By David Cruz
Gov. Chris Christie was ready. With an organized demonstration expected at today’s town hall in South River, state troopers were at the door and all over the gym at St. Mary’s School. The anticipated guests prompted the governor to add to his rules of the town hall.
“The state workers’ union has decided that one of their goals and missions in life is to recruit people to come here to the town hall meeting and when you begin to ask questions, they will start to scream and yell over you and over me,” said the governor.
The demonstrators were better organized than they were last week, and there were more of them — over a dozen, all escorted out of the gym with a symbolic kick in the rear from a governor comfortable that he had won the day.
“Well congratulations, you have now seen the latest gift given to you by the public sector unions in the state of New Jersey,” mocked the governor as the demonstrators were led out of the gym.
Sayreville resident Ron Sturgis thought the demonstrators were rude. “They kind of made a fool of themselves because I didn’t understand what they were yelling at,” he said. “They were just yelling and it wasn’t making any sense to me.”
Donna Roehsler of South River agreed. “They have a place to do it but I think Christie handled it correctly,” she said. “I noticed that a lot of people in the audience told them to sit down and shut up, quite frankly.”
Christie blamed the Communication Workers of America for the demonstration. The CWA said today Christie should stop whining. The town hall remained lively, with questions ranging from taxes to education and even, almost, a reference to the George Washington Bridge, which came after a question about the special committee on investigations refusing to look into corruption allegations in Newark.
“What I can assure you is that just because the legislative branch is unwilling to move on this for whatever reason through Assemblyman Wisniewski. The executive branch is not going to sit by idly when you hear some of the stories that we’ve heard about what went on with the Water Authority and other things that have happened in Newark and things that are happening in Newark as we speak,” said the governor.
Christie said Community Affairs Commissioner Richard Constable was looking into the Newark allegations, but Constable wouldn’t confirm an investigation, saying he would update the governor when he got more information. The governor even sparred with a woman who criticized his stance on the Affordable Care Act.
“I’m sorry that you favor Obamacare and I don’t,” he snapped. “I mean, sorry, that’s just the way it goes.”
The governor was as combative today as he’s been in a long time.

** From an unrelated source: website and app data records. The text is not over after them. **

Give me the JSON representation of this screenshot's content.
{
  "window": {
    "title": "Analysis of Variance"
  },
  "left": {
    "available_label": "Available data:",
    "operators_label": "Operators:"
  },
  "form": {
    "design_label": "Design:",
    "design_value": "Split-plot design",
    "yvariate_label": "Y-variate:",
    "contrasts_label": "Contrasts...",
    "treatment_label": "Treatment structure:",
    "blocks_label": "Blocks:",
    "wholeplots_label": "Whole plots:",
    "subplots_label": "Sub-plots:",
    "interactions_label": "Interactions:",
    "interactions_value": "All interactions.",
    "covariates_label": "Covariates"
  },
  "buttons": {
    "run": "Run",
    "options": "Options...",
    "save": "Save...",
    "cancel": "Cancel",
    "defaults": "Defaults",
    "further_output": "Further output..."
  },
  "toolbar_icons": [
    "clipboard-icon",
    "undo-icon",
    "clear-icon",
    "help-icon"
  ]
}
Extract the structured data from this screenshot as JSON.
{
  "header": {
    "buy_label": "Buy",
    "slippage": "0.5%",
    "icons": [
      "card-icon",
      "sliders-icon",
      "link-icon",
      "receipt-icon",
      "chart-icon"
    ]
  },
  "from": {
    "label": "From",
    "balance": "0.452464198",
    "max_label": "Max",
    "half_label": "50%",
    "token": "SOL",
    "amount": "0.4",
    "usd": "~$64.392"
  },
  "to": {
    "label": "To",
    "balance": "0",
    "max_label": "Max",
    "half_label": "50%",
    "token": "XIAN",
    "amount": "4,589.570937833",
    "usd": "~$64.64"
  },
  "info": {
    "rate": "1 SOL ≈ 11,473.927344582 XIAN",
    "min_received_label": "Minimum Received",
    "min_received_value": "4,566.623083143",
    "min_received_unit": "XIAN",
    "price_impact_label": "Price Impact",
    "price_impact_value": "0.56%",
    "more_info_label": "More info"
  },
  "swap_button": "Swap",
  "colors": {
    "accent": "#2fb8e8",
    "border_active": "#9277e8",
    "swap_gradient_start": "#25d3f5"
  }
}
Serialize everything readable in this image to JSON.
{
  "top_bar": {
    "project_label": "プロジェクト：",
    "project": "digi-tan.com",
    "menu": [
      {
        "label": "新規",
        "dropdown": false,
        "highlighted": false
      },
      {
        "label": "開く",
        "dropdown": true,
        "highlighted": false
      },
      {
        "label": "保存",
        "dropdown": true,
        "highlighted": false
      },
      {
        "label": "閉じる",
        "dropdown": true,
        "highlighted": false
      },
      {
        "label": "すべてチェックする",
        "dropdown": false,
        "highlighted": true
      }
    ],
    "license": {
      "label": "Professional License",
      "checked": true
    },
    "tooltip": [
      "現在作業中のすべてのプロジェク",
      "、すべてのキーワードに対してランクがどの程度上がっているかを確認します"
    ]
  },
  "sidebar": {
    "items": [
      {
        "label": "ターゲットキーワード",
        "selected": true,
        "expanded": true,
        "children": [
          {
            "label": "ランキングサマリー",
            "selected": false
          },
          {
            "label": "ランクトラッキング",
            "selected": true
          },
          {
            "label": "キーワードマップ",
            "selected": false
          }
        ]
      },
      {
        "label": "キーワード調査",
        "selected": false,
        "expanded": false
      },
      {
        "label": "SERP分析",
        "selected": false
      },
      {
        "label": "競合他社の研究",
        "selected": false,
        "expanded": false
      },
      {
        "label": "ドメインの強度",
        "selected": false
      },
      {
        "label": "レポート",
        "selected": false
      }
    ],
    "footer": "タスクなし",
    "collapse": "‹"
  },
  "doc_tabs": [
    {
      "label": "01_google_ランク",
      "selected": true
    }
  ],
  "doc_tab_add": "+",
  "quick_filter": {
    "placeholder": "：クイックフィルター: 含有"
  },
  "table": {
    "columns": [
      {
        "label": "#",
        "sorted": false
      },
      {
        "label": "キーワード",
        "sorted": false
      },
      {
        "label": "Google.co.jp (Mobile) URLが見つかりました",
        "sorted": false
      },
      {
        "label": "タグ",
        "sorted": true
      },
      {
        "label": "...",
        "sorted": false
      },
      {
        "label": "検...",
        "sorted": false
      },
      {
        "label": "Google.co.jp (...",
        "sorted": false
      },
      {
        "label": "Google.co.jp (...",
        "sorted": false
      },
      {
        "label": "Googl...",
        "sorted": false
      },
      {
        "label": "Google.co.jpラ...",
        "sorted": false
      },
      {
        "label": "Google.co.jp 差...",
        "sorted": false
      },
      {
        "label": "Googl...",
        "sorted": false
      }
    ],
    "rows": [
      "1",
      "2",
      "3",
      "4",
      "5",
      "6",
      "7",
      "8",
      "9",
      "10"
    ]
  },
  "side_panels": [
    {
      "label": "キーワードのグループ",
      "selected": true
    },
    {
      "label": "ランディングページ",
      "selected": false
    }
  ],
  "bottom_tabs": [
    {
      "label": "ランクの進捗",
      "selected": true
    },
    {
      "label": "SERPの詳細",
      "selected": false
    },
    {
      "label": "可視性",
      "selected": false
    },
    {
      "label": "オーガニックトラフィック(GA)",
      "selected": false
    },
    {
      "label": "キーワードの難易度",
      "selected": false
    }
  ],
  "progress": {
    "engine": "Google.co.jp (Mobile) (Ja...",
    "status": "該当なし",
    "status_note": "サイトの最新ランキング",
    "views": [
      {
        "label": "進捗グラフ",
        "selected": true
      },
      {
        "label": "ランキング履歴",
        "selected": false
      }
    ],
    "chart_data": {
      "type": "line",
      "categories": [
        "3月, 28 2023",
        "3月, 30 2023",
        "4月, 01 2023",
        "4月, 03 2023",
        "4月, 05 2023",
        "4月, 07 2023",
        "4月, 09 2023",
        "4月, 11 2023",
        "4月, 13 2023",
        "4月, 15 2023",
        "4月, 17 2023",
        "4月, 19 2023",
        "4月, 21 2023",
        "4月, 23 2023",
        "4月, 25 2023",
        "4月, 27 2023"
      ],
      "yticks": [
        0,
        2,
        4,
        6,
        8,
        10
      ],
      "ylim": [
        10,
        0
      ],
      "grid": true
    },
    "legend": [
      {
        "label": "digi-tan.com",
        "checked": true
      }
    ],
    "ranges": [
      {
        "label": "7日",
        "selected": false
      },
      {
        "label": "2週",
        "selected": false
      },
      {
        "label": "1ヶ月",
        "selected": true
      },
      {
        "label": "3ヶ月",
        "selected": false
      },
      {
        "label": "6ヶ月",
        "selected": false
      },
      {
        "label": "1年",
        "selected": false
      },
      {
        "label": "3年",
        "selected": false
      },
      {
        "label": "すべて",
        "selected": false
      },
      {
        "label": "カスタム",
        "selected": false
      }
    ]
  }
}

This is a format that clearly works for him, which could explain why he announced that he is ramping up his schedule of town hall events. All demonstrators, apparently, welcome.